    T. Lux Feininger, Selfportrait in 511 East 85 Street, 1937, New York (© The Estate of T. Lux Feininger, Repro: www.Kunst-Archive.net).Announcement of an exhibition at the MINT Museum of Art showing works by Lyonel, Andreas as well as T. Lux Feininger. The Charlotte News, 24 December 1955, p. 17 (Photo: Helene Roth).Announcement of an exhibition of T. Lux Feininger’s photographs at the Prakapas Gallery. The New York Times, 17 June 1983, p. c12 (Photo: Helene Roth).Article on the 1930s Bauhaus Photography exhibition, where also works by T. Lux Feininger were shown. The Boston Globe, 14 June 1984, p. 52 (Photo: Helene Roth).
    New York
    A Hundred Years of Photography 1839–1939
    Book
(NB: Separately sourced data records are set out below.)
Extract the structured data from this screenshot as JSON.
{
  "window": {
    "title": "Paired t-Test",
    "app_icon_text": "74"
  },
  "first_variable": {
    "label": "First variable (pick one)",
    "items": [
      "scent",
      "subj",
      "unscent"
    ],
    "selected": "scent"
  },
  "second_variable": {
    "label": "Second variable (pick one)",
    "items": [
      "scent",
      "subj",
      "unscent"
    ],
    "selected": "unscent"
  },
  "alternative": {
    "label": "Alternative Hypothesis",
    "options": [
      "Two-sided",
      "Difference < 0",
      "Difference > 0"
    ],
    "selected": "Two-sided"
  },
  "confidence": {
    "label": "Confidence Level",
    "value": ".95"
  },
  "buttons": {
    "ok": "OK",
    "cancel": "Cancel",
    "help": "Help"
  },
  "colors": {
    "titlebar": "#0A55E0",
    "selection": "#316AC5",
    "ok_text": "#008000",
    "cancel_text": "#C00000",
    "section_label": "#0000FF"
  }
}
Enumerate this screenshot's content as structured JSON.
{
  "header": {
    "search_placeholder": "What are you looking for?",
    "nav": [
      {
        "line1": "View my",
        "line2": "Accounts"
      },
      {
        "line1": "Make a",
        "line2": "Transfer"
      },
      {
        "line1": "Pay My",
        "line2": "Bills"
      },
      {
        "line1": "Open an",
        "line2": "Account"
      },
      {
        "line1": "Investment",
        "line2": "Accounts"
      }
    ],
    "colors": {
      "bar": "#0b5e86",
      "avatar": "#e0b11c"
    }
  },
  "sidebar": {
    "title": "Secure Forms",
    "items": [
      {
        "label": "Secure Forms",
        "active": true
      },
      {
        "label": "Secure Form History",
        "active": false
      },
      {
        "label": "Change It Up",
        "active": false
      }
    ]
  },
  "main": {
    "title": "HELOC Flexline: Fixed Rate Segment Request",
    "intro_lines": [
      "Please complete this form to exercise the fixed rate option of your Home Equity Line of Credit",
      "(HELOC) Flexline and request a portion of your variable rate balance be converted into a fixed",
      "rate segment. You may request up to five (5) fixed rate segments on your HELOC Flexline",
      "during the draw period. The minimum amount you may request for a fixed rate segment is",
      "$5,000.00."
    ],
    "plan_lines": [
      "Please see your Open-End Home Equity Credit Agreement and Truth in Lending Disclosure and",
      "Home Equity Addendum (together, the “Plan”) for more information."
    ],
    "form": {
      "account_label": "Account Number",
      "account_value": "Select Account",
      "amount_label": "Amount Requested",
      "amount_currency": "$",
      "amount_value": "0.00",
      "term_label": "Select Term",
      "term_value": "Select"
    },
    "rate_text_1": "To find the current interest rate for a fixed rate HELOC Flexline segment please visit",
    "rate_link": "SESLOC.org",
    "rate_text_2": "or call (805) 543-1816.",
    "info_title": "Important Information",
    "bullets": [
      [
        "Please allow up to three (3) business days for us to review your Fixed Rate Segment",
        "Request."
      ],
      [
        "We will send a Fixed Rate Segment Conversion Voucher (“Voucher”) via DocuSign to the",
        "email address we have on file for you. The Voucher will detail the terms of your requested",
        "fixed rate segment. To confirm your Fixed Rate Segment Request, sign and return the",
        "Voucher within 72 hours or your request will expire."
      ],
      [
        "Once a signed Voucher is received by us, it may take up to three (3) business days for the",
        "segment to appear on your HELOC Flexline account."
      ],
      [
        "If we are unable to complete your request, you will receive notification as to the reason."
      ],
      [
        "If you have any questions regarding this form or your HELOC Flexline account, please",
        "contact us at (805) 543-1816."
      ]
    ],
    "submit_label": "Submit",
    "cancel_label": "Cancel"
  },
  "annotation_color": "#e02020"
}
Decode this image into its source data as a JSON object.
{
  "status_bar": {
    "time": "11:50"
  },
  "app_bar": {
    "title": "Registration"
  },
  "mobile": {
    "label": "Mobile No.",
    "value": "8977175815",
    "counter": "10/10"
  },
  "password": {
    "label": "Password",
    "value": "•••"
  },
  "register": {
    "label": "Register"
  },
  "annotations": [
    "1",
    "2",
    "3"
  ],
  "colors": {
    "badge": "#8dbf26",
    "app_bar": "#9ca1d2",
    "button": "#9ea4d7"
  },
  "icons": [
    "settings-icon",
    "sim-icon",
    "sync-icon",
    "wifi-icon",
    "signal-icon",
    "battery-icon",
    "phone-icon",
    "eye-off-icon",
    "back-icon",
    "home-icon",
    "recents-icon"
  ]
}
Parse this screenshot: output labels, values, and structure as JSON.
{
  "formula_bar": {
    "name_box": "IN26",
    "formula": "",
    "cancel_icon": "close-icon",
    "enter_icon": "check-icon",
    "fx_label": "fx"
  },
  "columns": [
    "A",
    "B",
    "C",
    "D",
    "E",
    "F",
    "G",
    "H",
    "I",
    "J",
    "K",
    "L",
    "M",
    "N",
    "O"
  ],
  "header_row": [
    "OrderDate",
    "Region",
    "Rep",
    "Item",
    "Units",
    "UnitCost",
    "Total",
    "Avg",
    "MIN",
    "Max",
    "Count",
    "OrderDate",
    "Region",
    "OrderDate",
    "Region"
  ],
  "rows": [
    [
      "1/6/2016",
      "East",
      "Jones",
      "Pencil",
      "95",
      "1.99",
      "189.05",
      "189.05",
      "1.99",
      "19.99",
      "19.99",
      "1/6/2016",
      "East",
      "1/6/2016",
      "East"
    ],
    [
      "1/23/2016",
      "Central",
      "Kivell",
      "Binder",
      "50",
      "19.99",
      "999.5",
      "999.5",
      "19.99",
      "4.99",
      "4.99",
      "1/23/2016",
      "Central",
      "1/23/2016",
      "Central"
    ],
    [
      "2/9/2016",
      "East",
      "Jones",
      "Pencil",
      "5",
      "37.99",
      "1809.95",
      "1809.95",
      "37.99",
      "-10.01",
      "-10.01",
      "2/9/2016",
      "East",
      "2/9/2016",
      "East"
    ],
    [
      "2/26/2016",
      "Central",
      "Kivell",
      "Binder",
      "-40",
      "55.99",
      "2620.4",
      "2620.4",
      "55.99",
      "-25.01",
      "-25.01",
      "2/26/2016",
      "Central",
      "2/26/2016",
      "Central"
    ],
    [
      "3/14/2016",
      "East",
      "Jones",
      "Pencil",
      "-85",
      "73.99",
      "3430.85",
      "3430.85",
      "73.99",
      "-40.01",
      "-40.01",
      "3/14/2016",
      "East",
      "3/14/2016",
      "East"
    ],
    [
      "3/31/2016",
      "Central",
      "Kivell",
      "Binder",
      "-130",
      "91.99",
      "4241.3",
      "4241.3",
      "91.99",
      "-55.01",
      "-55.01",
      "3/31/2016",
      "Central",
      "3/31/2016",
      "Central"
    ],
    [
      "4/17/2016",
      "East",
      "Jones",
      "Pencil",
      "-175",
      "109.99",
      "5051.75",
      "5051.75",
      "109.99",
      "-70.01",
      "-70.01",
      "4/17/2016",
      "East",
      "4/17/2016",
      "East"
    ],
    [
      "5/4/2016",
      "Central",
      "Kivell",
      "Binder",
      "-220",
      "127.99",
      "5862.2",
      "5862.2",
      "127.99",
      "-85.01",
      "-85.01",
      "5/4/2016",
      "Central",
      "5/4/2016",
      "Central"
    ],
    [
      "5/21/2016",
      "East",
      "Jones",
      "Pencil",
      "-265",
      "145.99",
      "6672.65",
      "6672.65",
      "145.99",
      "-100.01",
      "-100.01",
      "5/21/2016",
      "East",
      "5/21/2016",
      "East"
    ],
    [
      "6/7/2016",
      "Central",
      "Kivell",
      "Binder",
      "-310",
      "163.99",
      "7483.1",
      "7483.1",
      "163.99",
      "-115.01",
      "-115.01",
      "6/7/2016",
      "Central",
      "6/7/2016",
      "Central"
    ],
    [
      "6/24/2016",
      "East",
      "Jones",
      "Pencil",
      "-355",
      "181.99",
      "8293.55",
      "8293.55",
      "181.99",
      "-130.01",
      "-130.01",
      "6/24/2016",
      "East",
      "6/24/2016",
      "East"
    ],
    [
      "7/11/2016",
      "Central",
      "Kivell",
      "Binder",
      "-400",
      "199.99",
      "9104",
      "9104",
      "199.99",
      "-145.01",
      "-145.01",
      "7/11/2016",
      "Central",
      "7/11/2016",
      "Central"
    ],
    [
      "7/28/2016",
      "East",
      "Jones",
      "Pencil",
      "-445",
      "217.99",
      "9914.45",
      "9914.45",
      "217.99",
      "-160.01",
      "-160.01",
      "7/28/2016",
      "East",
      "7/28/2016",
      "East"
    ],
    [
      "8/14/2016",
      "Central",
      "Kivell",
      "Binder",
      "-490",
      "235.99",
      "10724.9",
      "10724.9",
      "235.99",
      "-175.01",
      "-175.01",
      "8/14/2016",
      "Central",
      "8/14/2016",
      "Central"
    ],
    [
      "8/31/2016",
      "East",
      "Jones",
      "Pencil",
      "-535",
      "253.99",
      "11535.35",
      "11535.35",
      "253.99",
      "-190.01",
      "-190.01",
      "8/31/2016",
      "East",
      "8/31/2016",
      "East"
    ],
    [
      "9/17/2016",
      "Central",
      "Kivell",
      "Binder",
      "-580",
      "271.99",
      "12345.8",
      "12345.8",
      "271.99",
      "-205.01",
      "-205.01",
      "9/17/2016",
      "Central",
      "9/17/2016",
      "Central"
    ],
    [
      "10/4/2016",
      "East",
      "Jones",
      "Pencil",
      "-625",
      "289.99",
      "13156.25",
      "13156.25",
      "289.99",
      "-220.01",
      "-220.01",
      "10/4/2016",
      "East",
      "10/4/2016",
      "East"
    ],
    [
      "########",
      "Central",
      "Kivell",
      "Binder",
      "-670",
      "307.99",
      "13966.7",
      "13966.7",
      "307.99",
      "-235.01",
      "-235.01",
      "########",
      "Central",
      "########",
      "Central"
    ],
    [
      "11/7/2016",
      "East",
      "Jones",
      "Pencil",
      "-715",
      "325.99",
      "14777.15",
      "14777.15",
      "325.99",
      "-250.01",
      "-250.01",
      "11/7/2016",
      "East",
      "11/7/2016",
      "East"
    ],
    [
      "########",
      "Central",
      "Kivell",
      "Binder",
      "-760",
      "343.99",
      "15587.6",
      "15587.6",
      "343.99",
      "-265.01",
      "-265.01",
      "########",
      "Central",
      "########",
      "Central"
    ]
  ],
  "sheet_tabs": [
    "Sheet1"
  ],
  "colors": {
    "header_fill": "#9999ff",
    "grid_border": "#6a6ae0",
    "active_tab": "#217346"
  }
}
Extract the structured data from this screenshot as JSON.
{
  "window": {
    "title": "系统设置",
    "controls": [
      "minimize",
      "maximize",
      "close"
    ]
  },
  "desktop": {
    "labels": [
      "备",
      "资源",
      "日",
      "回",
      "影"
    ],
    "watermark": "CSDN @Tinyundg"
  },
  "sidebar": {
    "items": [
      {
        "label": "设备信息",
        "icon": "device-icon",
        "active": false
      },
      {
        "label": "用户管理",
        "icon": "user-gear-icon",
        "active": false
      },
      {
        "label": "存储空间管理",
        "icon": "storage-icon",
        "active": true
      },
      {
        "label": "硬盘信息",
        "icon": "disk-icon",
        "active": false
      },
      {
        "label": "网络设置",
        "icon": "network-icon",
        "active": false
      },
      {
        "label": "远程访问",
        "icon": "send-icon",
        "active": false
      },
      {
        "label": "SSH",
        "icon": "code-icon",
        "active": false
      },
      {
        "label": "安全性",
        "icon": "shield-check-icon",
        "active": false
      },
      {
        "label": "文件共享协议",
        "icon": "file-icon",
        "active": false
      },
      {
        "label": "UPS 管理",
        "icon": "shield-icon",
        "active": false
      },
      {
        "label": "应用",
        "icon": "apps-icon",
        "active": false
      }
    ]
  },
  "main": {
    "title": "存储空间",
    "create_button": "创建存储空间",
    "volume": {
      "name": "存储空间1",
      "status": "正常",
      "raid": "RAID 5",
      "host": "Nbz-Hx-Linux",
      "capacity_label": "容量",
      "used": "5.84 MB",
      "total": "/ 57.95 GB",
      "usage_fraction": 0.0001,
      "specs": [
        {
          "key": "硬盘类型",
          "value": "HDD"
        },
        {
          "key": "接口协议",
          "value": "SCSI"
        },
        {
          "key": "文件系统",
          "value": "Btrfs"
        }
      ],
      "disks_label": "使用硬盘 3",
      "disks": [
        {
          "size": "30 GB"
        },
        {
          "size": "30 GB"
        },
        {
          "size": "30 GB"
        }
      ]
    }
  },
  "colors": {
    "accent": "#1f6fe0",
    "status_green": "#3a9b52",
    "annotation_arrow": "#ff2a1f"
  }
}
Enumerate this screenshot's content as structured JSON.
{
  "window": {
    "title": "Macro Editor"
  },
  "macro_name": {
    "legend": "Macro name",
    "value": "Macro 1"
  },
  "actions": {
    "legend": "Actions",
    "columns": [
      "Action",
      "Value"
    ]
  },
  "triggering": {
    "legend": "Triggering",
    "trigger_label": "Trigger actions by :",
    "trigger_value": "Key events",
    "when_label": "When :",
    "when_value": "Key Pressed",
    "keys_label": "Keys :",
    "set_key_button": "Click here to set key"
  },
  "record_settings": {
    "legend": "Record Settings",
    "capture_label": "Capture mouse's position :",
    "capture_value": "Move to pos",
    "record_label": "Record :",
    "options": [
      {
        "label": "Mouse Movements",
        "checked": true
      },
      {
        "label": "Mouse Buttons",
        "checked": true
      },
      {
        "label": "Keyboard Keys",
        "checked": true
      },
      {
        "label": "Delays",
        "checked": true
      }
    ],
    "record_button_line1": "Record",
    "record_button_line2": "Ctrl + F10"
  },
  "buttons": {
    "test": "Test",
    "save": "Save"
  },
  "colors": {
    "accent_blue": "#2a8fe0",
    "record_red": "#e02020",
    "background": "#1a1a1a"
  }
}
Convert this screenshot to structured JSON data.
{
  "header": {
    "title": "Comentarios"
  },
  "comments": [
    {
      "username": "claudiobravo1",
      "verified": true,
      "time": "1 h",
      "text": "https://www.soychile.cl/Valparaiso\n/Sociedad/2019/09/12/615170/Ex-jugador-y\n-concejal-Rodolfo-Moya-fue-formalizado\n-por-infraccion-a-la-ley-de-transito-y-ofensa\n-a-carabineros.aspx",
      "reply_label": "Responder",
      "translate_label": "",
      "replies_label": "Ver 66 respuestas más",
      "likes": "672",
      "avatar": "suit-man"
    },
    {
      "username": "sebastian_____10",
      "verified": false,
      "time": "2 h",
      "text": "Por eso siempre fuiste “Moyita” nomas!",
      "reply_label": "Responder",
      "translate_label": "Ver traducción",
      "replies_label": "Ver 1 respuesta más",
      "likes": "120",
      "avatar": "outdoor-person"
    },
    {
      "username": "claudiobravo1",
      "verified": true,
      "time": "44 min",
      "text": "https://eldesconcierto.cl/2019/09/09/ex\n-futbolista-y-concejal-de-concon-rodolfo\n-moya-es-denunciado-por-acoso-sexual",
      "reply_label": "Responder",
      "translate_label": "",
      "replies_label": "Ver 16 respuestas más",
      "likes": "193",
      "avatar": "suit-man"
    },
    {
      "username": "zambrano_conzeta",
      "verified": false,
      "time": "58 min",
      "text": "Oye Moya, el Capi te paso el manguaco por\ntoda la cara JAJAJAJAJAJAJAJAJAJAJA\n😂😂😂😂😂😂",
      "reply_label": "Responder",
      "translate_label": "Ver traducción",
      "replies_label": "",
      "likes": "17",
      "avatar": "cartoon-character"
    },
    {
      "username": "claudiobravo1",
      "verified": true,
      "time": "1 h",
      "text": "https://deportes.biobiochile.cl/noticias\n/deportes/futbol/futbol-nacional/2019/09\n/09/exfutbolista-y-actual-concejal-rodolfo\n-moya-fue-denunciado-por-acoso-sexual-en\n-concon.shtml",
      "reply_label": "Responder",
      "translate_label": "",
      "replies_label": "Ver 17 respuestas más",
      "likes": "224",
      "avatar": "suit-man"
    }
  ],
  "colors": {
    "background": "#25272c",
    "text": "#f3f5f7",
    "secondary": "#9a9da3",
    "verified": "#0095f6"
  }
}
    Six years after her arrival in London, the photographer Lucia Moholy published her book A Hundred Years of Photography 1839–1939, on the occasion of the centenary of photography.

    Word Count: 27

    Lucia Moholy. A Hundred Years of Photography 1839–1939. Penguin Books, 1939, cover (METROMOD Archive).
    Lucia Moholy. A Hundred Years of Photography 1839–1939. Penguin Books, 1939, bastard title with Daumier’s quote “Je suis de mon temps” (METROMOD Archive).Lucia Moholy. A Hundred Years of Photography 1839–1939. Penguin Books, 1939, title page (METROMOD Archive).Lucia Moholy. A Hundred Years of Photography 1839–1939. Penguin Books, 1939, page with daguerreotypes (METROMOD Archive).Lucia Moholy. A Hundred Years of Photography 1839–1939. Penguin Books, 1939, page with a multiple flash photograph of the golfer Bobby Jones with a driver (METROMOD Archive).
    London